Recently, a Globe and Mail article questioned the impact of the Twitter campaign #BringBackOurGirls, designed to draw attention to the abduction of hundreds of Nigerian schoolgirls by an extremist group. The article noted that such online campaigns often ignite fierce, yet fleeting concern for a cause, which ultimately fails to provoke any “particular” action. Indeed, the article echoes the sentiments of others who have critiqued the merits of “digital advocacy.” For instance Malcolm Gladwell argued that online forms of activism such as “Facebook activism succeeds not by motivating people to make a real sacrifice but by motivating them to do the things that people do when they are not motivated enough to make a real sacrifice…which he suggested “makes it easier for activists to express themselves, and harder for that expression to have any impact.” Having participated in a variety of rallies over the years, I (Lydia) understand the momentum that can be mobilized and connections cemented when people collectively gather within physical spaces to champion social causes, matters of concern, and contentious political issues. I do, however, wonder if social media platforms provide an opportunity for us to broaden our conceptions of the creation of publics, public engagement, and relational encounters within social contexts. At the very least, such social media campaigns have demonstrated that they have the potential to draw attention to social issues, communicate information, and establish connections between affinity networks on a massive scale.

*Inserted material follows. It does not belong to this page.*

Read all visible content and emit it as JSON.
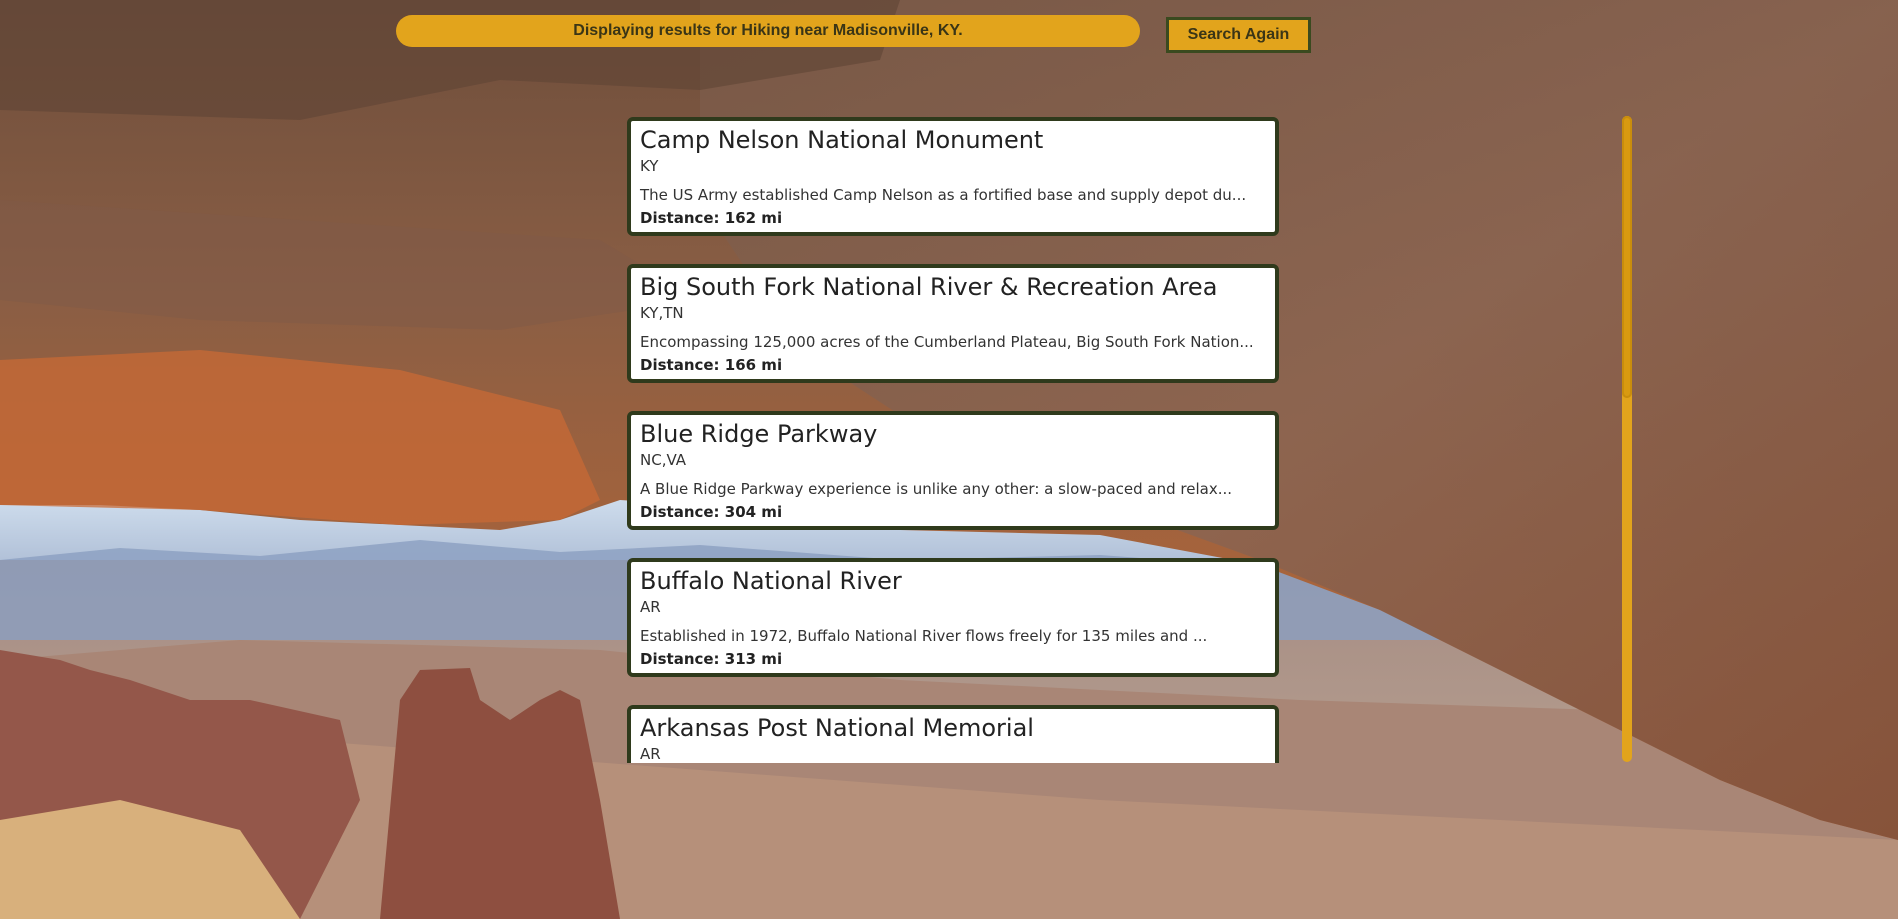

Link to the Globe & Mail article: m.theglobeandmail.com/news/world/abduction-of-nigerian-girls-draws-world-outrage-but-can-a-hashtag-offer-any-help/article18596825?service=mobile&cmpid=rss1&click=dlvr.it